SOURCE RECORDS:
....
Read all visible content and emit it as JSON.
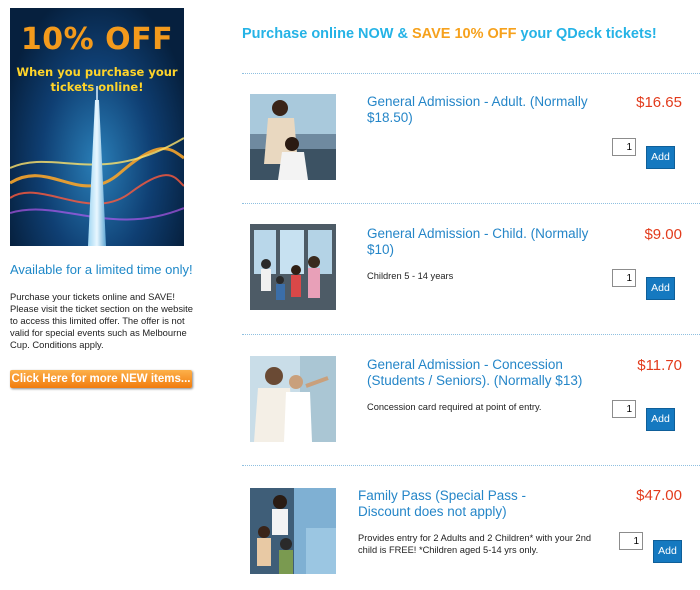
{
  "promo": {
    "banner_percent": "10% OFF",
    "banner_line1": "When you purchase your",
    "banner_line2": "tickets online!",
    "limited_text": "Available for a limited time only!",
    "description": [
      "Purchase your tickets online and SAVE!",
      "Please visit the ticket section on the website to access this limited offer. The offer is not valid for special events such as Melbourne Cup. Conditions apply."
    ],
    "more_button": "Click Here for more NEW items..."
  },
  "headline": {
    "part1": "Purchase online NOW & ",
    "highlight": "SAVE 10% OFF",
    "part2": " your QDeck tickets!"
  },
  "products": [
    {
      "title": "General Admission - Adult. (Normally $18.50)",
      "price": "$16.65",
      "note": "",
      "qty": "1",
      "add_label": "Add"
    },
    {
      "title": "General Admission - Child. (Normally $10)",
      "price": "$9.00",
      "note": "Children 5 - 14 years",
      "qty": "1",
      "add_label": "Add"
    },
    {
      "title": "General Admission - Concession (Students / Seniors). (Normally $13)",
      "price": "$11.70",
      "note": "Concession card required at point of entry.",
      "qty": "1",
      "add_label": "Add"
    },
    {
      "title": "Family Pass (Special Pass - Discount does not apply)",
      "price": "$47.00",
      "note": "Provides entry for 2 Adults and 2 Children* with your 2nd child is FREE! *Children aged 5-14 yrs only.",
      "qty": "1",
      "add_label": "Add"
    }
  ],
  "colors": {
    "accent_blue": "#2586c8",
    "headline_cyan": "#25b3e6",
    "price_red": "#e23b1c",
    "orange": "#f6a11c",
    "add_button": "#1579c0"
  }
}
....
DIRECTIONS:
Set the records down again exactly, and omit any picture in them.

ANSWER FOR THE TASK:
Read all visible content and emit it as JSON.
{
  "promo": {
    "banner_percent": "10% OFF",
    "banner_line1": "When you purchase your",
    "banner_line2": "tickets online!",
    "limited_text": "Available for a limited time only!",
    "description": [
      "Purchase your tickets online and SAVE!",
      "Please visit the ticket section on the website to access this limited offer. The offer is not valid for special events such as Melbourne Cup. Conditions apply."
    ],
    "more_button": "Click Here for more NEW items..."
  },
  "headline": {
    "part1": "Purchase online NOW & ",
    "highlight": "SAVE 10% OFF",
    "part2": " your QDeck tickets!"
  },
  "products": [
    {
      "title": "General Admission - Adult. (Normally $18.50)",
      "price": "$16.65",
      "note": "",
      "qty": "1",
      "add_label": "Add"
    },
    {
      "title": "General Admission - Child. (Normally $10)",
      "price": "$9.00",
      "note": "Children 5 - 14 years",
      "qty": "1",
      "add_label": "Add"
    },
    {
      "title": "General Admission - Concession (Students / Seniors). (Normally $13)",
      "price": "$11.70",
      "note": "Concession card required at point of entry.",
      "qty": "1",
      "add_label": "Add"
    },
    {
      "title": "Family Pass (Special Pass - Discount does not apply)",
      "price": "$47.00",
      "note": "Provides entry for 2 Adults and 2 Children* with your 2nd child is FREE! *Children aged 5-14 yrs only.",
      "qty": "1",
      "add_label": "Add"
    }
  ],
  "colors": {
    "accent_blue": "#2586c8",
    "headline_cyan": "#25b3e6",
    "price_red": "#e23b1c",
    "orange": "#f6a11c",
    "add_button": "#1579c0"
  }
}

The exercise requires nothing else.